*Data extracts*:

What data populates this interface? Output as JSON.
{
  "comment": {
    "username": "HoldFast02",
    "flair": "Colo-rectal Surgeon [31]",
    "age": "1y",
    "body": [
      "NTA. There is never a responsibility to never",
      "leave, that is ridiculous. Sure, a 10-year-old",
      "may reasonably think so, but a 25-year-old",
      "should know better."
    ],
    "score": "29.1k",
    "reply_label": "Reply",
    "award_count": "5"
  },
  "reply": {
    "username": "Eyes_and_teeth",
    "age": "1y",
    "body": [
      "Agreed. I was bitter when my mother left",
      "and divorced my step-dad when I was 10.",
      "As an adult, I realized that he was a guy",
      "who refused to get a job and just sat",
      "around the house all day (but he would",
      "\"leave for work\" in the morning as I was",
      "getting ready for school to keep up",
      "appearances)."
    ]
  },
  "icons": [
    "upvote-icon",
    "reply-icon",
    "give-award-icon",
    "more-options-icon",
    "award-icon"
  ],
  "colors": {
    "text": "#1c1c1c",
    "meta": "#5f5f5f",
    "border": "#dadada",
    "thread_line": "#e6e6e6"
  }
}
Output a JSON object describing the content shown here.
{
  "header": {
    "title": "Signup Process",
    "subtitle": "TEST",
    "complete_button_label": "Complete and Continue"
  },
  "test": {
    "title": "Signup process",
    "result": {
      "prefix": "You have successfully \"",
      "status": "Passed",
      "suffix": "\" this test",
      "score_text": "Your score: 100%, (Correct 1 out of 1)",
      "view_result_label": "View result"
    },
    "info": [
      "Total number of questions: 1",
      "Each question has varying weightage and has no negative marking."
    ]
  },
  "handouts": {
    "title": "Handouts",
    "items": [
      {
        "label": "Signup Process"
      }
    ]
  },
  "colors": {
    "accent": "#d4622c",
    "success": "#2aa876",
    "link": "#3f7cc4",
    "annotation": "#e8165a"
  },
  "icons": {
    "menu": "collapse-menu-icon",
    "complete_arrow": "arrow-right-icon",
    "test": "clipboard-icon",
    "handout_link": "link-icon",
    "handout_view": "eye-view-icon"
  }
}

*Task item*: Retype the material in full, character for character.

*Exercise answer*:
What data populates this interface? Output as JSON.
{
  "comment": {
    "username": "HoldFast02",
    "flair": "Colo-rectal Surgeon [31]",
    "age": "1y",
    "body": [
      "NTA. There is never a responsibility to never",
      "leave, that is ridiculous. Sure, a 10-year-old",
      "may reasonably think so, but a 25-year-old",
      "should know better."
    ],
    "score": "29.1k",
    "reply_label": "Reply",
    "award_count": "5"
  },
  "reply": {
    "username": "Eyes_and_teeth",
    "age": "1y",
    "body": [
      "Agreed. I was bitter when my mother left",
      "and divorced my step-dad when I was 10.",
      "As an adult, I realized that he was a guy",
      "who refused to get a job and just sat",
      "around the house all day (but he would",
      "\"leave for work\" in the morning as I was",
      "getting ready for school to keep up",
      "appearances)."
    ]
  },
  "icons": [
    "upvote-icon",
    "reply-icon",
    "give-award-icon",
    "more-options-icon",
    "award-icon"
  ],
  "colors": {
    "text": "#1c1c1c",
    "meta": "#5f5f5f",
    "border": "#dadada",
    "thread_line": "#e6e6e6"
  }
}
Output a JSON object describing the content shown here.
{
  "header": {
    "title": "Signup Process",
    "subtitle": "TEST",
    "complete_button_label": "Complete and Continue"
  },
  "test": {
    "title": "Signup process",
    "result": {
      "prefix": "You have successfully \"",
      "status": "Passed",
      "suffix": "\" this test",
      "score_text": "Your score: 100%, (Correct 1 out of 1)",
      "view_result_label": "View result"
    },
    "info": [
      "Total number of questions: 1",
      "Each question has varying weightage and has no negative marking."
    ]
  },
  "handouts": {
    "title": "Handouts",
    "items": [
      {
        "label": "Signup Process"
      }
    ]
  },
  "colors": {
    "accent": "#d4622c",
    "success": "#2aa876",
    "link": "#3f7cc4",
    "annotation": "#e8165a"
  },
  "icons": {
    "menu": "collapse-menu-icon",
    "complete_arrow": "arrow-right-icon",
    "test": "clipboard-icon",
    "handout_link": "link-icon",
    "handout_view": "eye-view-icon"
  }
}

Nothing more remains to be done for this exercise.